It may have only been one win, but in the context of Melbourne Heart FC’s history, there may not have been a more crucial triumph than Saturday’s win over the Newcastle Jets at AAMI Park.
It may have only been one win, but in the context of Melbourne Heart FC-s history, there may not have been a more crucial triumph than Saturday-s win over the Newcastle Jets at AAMI Park.
Or at least, that is the sense one gets when talking to reigning Player of the Year and goalkeeper Clint Bolton.
“It-s just a bit of validation that we-re on the right track more than anything,” the former Socceroo custodian said.
“We-ve shown in the last four games that we-re heading in a northerly direction which is a good sign without the results obviously.”
Unbeaten in four matches, Heart-s long march towards the Hyundai A-League finals series starts now, with this week-s match on the Gold Coast poised to act as a litmus test indicating exactly where the club is placed in the league pecking order.
And while a loss wouldn-t prove dire, a win on the other hand would catapult Heart into third spot on the table, highlighting the evenness of the competition this season.
Heart-s rise has coincided with the return of Bolton, who after enduring an injury plagued pre-season, has made a marked impact on the Red and White-s fortunes over the last four matches.
“I guess at the back, what you really need is a bit of leadership and a bit of guidance, a bit of organisation,” he said.
“I like to eliminate opposition chances by organising the defence, not so much me having to make big saves.
“I feel my job is just to organise, make sure I-m on top of the boys in front of me and be vocal.”
Despite his impact, the 36-year-old believes he still has more to offer, stating he is yet to reach peak fitness since returning in week three.
“I had six weeks with my arm in a sling and I wasted away to nothing, then I had to build myself up from nothing again, which was a hard thing to do,” he said.
“And then the groin came along, and that put me back again.
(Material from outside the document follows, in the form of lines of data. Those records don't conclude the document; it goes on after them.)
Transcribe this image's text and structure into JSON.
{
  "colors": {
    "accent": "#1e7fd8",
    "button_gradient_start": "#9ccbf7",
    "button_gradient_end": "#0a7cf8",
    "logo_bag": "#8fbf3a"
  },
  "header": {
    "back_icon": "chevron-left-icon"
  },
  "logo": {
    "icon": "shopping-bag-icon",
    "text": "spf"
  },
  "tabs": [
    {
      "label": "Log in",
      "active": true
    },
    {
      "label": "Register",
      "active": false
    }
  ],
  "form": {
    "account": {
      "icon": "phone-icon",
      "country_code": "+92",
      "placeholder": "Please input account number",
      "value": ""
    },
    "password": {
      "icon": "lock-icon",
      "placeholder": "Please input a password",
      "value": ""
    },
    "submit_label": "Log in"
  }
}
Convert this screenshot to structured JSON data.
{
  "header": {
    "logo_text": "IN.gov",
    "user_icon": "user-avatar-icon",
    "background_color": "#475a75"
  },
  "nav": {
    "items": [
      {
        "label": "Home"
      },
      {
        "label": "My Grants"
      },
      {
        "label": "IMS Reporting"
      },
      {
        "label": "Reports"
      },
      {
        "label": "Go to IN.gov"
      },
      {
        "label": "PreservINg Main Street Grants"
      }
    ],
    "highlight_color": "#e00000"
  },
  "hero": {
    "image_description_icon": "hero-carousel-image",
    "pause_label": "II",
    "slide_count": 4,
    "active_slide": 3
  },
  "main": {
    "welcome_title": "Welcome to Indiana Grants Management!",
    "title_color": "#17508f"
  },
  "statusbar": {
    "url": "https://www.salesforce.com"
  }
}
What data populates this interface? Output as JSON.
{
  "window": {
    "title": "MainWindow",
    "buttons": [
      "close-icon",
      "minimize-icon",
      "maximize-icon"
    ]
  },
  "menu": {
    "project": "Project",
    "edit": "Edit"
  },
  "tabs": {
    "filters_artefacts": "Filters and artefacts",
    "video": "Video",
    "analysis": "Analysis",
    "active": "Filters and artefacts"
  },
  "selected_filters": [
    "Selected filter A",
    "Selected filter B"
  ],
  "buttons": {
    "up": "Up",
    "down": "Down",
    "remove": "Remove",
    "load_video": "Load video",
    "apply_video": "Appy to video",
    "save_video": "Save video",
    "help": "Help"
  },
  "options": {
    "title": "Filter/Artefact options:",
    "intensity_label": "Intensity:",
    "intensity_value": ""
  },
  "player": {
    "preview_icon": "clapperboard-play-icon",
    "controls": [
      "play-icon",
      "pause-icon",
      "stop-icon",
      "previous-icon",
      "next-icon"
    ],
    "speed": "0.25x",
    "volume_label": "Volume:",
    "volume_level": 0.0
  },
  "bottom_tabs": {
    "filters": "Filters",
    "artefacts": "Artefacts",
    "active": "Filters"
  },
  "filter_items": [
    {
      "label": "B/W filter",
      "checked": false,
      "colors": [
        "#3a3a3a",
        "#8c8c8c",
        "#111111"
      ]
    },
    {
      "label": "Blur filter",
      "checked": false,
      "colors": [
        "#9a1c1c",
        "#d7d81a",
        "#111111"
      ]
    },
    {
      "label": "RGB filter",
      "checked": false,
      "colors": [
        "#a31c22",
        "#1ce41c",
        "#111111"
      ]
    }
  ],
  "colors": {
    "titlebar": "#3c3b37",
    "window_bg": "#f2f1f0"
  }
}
Body wise, it was hard, getting back to a point where I felt I could be competitive and put my hand up to do a job.”